Jean Lambert, on behalf of the Verts/ALE Group, in response to Charles Clarke’s speech in the European Parliament on the UK Presidency and terrorism.
Mr President, one of the things that I noticed in the presentation from Council was that we were not only talking about terrorism but also organised crime. I think that is extremely important when we are looking at some of the measures which are before us. Because, if what we are saying is that the activities of what we acknowledge is a handful of people really have the power to sway and transform civil liberties within the European Union, then part of the battle that we always ascribe to terrorists has already been won. I think that is an extremely worrying factor.
My Group would thoroughly agree with what Mr Watson has said to the effect that human rights are universal. They are not divisible, they are not negotiable and they are not applicable only to certain groups. We know from our own experience in the United Kingdom, when we were dealing with terrorism from the IRA years ago, that we could often see that convictions took priority over evidence and over correct police procedure. That is something we need to be aware of and bear in mind.

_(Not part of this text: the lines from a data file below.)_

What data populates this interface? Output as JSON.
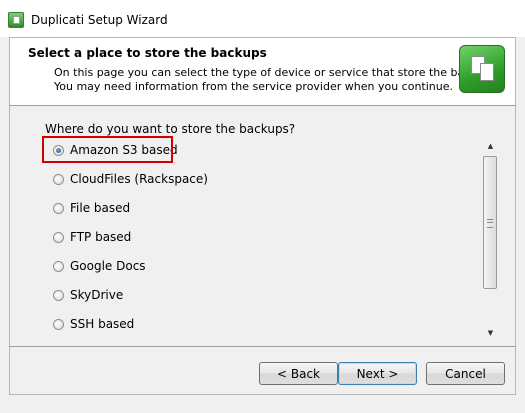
{
  "window": {
    "title": "Duplicati Setup Wizard"
  },
  "header": {
    "title": "Select a place to store the backups",
    "description_line1": "On this page you can select the type of device or service that store the backups.",
    "description_line2": "You may need information from the service provider when you continue.",
    "icon": "duplicati-documents-icon"
  },
  "content": {
    "question": "Where do you want to store the backups?",
    "selected": "Amazon S3 based",
    "options": [
      {
        "label": "Amazon S3 based",
        "checked": true
      },
      {
        "label": "CloudFiles (Rackspace)",
        "checked": false
      },
      {
        "label": "File based",
        "checked": false
      },
      {
        "label": "FTP based",
        "checked": false
      },
      {
        "label": "Google Docs",
        "checked": false
      },
      {
        "label": "SkyDrive",
        "checked": false
      },
      {
        "label": "SSH based",
        "checked": false
      }
    ]
  },
  "buttons": {
    "back": "< Back",
    "next": "Next >",
    "cancel": "Cancel"
  },
  "colors": {
    "highlight": "#d40000",
    "window_bg": "#f0f0f0",
    "header_bg": "#ffffff"
  }
}
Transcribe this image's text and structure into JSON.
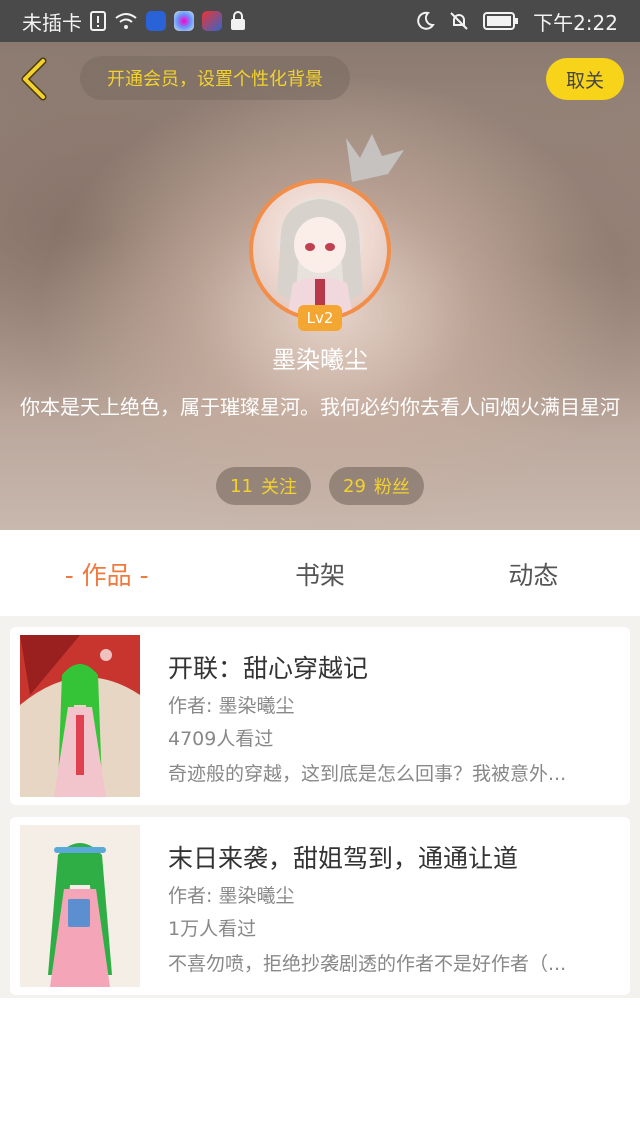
{
  "status_bar": {
    "carrier": "未插卡",
    "time": "下午2:22",
    "icons": [
      "sim-alert-icon",
      "wifi-icon",
      "baidu-app-icon",
      "color-app-icon",
      "game-app-icon",
      "lock-icon",
      "moon-icon",
      "bell-off-icon",
      "battery-icon"
    ]
  },
  "header": {
    "vip_prompt": "开通会员，设置个性化背景",
    "unfollow_label": "取关",
    "level": "Lv2",
    "username": "墨染曦尘",
    "bio": "你本是天上绝色，属于璀璨星河。我何必约你去看人间烟火满目星河",
    "following_count": "11",
    "following_label": "关注",
    "fans_count": "29",
    "fans_label": "粉丝"
  },
  "tabs": [
    {
      "label": "- 作品 -",
      "active": true
    },
    {
      "label": "书架",
      "active": false
    },
    {
      "label": "动态",
      "active": false
    }
  ],
  "works": [
    {
      "title": "开联：甜心穿越记",
      "author": "作者: 墨染曦尘",
      "reads": "4709人看过",
      "description": "奇迹般的穿越，这到底是怎么回事？我被意外..."
    },
    {
      "title": "末日来袭，甜姐驾到，通通让道",
      "author": "作者: 墨染曦尘",
      "reads": "1万人看过",
      "description": "不喜勿喷，拒绝抄袭剧透的作者不是好作者（..."
    }
  ],
  "colors": {
    "accent_orange": "#ef7a3e",
    "highlight_yellow": "#f3d22e",
    "button_yellow": "#f7d419",
    "status_bar": "#4a4a4a"
  }
}
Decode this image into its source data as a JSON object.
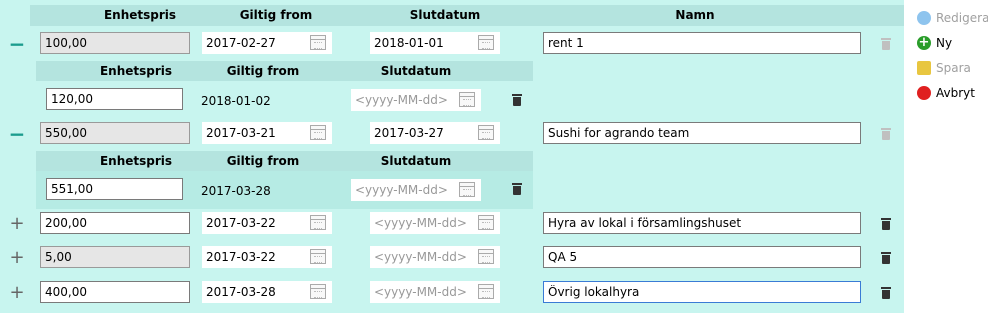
{
  "headers": {
    "unit_price": "Enhetspris",
    "valid_from": "Giltig from",
    "end_date": "Slutdatum",
    "name": "Namn"
  },
  "date_placeholder": "<yyyy-MM-dd>",
  "rows": [
    {
      "toggle": "−",
      "unit_price": "100,00",
      "valid_from": "2017-02-27",
      "end_date": "2018-01-01",
      "name": "rent 1",
      "history": {
        "unit_price": "120,00",
        "valid_from": "2018-01-02"
      }
    },
    {
      "toggle": "−",
      "unit_price": "550,00",
      "valid_from": "2017-03-21",
      "end_date": "2017-03-27",
      "name": "Sushi for agrando team",
      "history": {
        "unit_price": "551,00",
        "valid_from": "2017-03-28"
      }
    },
    {
      "toggle": "+",
      "unit_price": "200,00",
      "valid_from": "2017-03-22",
      "name": "Hyra av lokal i församlingshuset"
    },
    {
      "toggle": "+",
      "unit_price": "5,00",
      "valid_from": "2017-03-22",
      "name": "QA 5"
    },
    {
      "toggle": "+",
      "unit_price": "400,00",
      "valid_from": "2017-03-28",
      "name": "Övrig lokalhyra"
    }
  ],
  "actions": {
    "edit": "Redigera",
    "new": "Ny",
    "save": "Spara",
    "cancel": "Avbryt"
  },
  "colors": {
    "edit": "#8ec4ee",
    "new": "#2a9d2a",
    "save": "#e8c640",
    "cancel": "#e02020"
  }
}
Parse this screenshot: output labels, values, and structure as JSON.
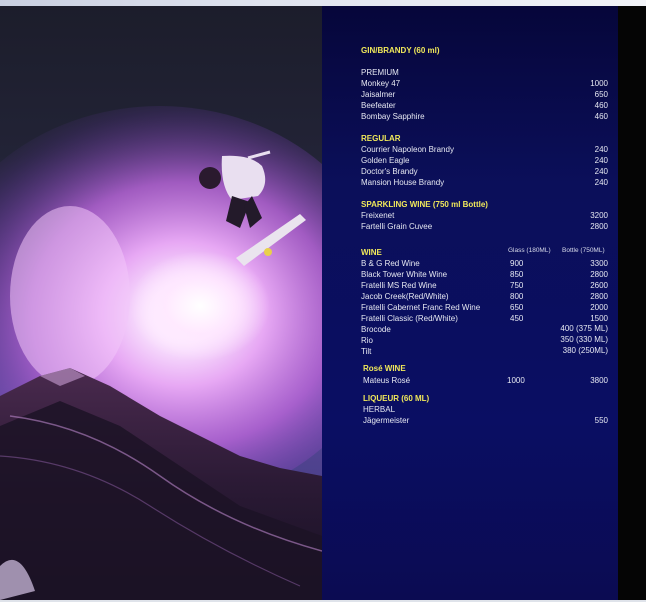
{
  "menu": {
    "gin": {
      "heading": "GIN/BRANDY (60 ml)",
      "subheading": "PREMIUM",
      "items": [
        {
          "name": "Monkey 47",
          "price": "1000"
        },
        {
          "name": "Jaisalmer",
          "price": "650"
        },
        {
          "name": "Beefeater",
          "price": "460"
        },
        {
          "name": "Bombay Sapphire",
          "price": "460"
        }
      ]
    },
    "regular": {
      "heading": "REGULAR",
      "items": [
        {
          "name": "Courrier Napoleon Brandy",
          "price": "240"
        },
        {
          "name": "Golden Eagle",
          "price": "240"
        },
        {
          "name": "Doctor's Brandy",
          "price": "240"
        },
        {
          "name": "Mansion House Brandy",
          "price": "240"
        }
      ]
    },
    "sparkling": {
      "heading": "SPARKLING WINE (750 ml Bottle)",
      "items": [
        {
          "name": "Freixenet",
          "price": "3200"
        },
        {
          "name": "Fartelli Grain Cuvee",
          "price": "2800"
        }
      ]
    },
    "wine": {
      "heading": "WINE",
      "col_glass": "Glass (180ML)",
      "col_bottle": "Bottle (750ML)",
      "items": [
        {
          "name": "B & G Red Wine",
          "glass": "900",
          "bottle": "3300"
        },
        {
          "name": "Black Tower White Wine",
          "glass": "850",
          "bottle": "2800"
        },
        {
          "name": "Fratelli MS Red Wine",
          "glass": "750",
          "bottle": "2600"
        },
        {
          "name": "Jacob Creek(Red/White)",
          "glass": "800",
          "bottle": "2800"
        },
        {
          "name": "Fratelli Cabernet Franc Red Wine",
          "glass": "650",
          "bottle": "2000"
        },
        {
          "name": "Fratelli Classic (Red/White)",
          "glass": "450",
          "bottle": "1500"
        },
        {
          "name": "Brocode",
          "glass": "",
          "bottle": "400 (375 ML)"
        },
        {
          "name": "Rio",
          "glass": "",
          "bottle": "350 (330 ML)"
        },
        {
          "name": "Tilt",
          "glass": "",
          "bottle": "380 (250ML)"
        }
      ]
    },
    "rose": {
      "heading": "Rosé WINE",
      "items": [
        {
          "name": "Mateus Rosé",
          "glass": "1000",
          "bottle": "3800"
        }
      ]
    },
    "liqueur": {
      "heading": "LIQUEUR (60 ML)",
      "subheading": "HERBAL",
      "items": [
        {
          "name": "Jägermeister",
          "price": "550"
        }
      ]
    }
  },
  "colors": {
    "heading": "#f0e85a",
    "text": "#e6e8f2",
    "panel": "#0a0e5e"
  }
}
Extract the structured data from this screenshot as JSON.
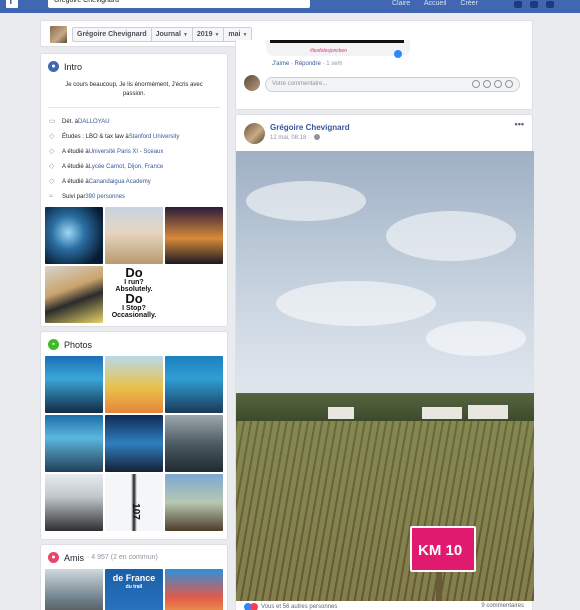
{
  "topbar": {
    "search_value": "Grégoire Chevignard",
    "nav_links": [
      "Claire",
      "Accueil",
      "Créer"
    ]
  },
  "selector": {
    "crumbs": [
      {
        "label": "Grégoire Chevignard"
      },
      {
        "label": "Journal"
      },
      {
        "label": "2019"
      },
      {
        "label": "mai"
      }
    ]
  },
  "intro": {
    "title": "Intro",
    "bio": "Je cours beaucoup, Je lis énormément, J'écris avec passion.",
    "items": [
      {
        "icon": "briefcase-icon",
        "prefix": "Dét. à ",
        "link": "DALLOYAU",
        "suffix": ""
      },
      {
        "icon": "graduation-cap-icon",
        "prefix": "Études : LBO & tax law à ",
        "link": "Stanford University",
        "suffix": ""
      },
      {
        "icon": "graduation-cap-icon",
        "prefix": "A étudié à ",
        "link": "Université Paris XI - Sceaux",
        "suffix": ""
      },
      {
        "icon": "graduation-cap-icon",
        "prefix": "A étudié à ",
        "link": "Lycée Carnot, Dijon, France",
        "suffix": ""
      },
      {
        "icon": "graduation-cap-icon",
        "prefix": "A étudié à ",
        "link": "Canandaigua Academy",
        "suffix": ""
      },
      {
        "icon": "rss-icon",
        "prefix": "Suivi par ",
        "link": "390 personnes",
        "suffix": ""
      }
    ],
    "featured_text": {
      "do_line1": "Do",
      "do_line2": "I run?",
      "do_line3": "Absolutely.",
      "do_line4": "Do",
      "do_line5": "I Stop?",
      "do_line6": "Occasionally."
    }
  },
  "photos": {
    "title": "Photos",
    "bib_number": "107"
  },
  "friends": {
    "title": "Amis",
    "count": "· 4 957 (2 en commun)",
    "tile_text_1": "de France",
    "tile_text_2": "du trail"
  },
  "comment": {
    "hashtag": "#lesfolesjoncken",
    "like_label": "J'aime",
    "reply_label": "Répondre",
    "time": "1 sem",
    "input_placeholder": "Votre commentaire..."
  },
  "post": {
    "author": "Grégoire Chevignard",
    "meta": "12 mai, 08:18 ·",
    "more": "•••",
    "sign_text": "KM 10",
    "reactions_text": "Vous et 56 autres personnes",
    "comments_text": "9 commentaires"
  },
  "colors": {
    "brand": "#4267b2",
    "link": "#385898",
    "background": "#e9ebee"
  }
}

I am more than slightly concerned when I hear the Minister talking about the need to re-evaluate the European Convention on Human Rights. The debate in the United Kingdom and elsewhere is already starting to refer to an ‘inconvenient’ Article 3, which is the one that deals with inhumane and degrading treatment and which cannot be derogated from. In the United Kingdom, we have already derogated from Article 5.
I agree that we need to build on the European Convention, we do not need to dismantle it and we do not need to ‘nuance’ it so that it catches those that at the moment we are choosing not to support because, when we look at the history of certain of those terrorist groups, they have been supported in the past by certain of our governments.
We also need to be wary of creating a feeling amongst people that everyone is a potential terrorist or criminal. We need a strong civil society, as Commissioner Frattini pointed out, one which is democratic, in which people feel they can participate and are not excluded on the basis of their race or religion.
My Group is concerned about the publication of the code of conduct for not-for-profit organisations and would be interested to know what the basis is for putting that within a context of terrorism and criminality. People involved in not-for-profit are often some of the most active and constructive citizens that we have. This feeling of suspicion is something which also feeds radicalisation and fundamentalism, which can be based on race as well as religion. We look forward to further moves dealing with race hatred and xenophobia within the European Union. We would also be interested to see what the foreign policy link is going to be in this discussion on radicalisation.
Much of what we are hearing this morning is based on the concept of a benevolent state. We want to know where the safeguards are going to be, what the political oversight is going to be, how that is going to involve the European Parliament and our national parliaments and what redress is available for those who find themselves caught up and on lists that they should never have been on in the first place.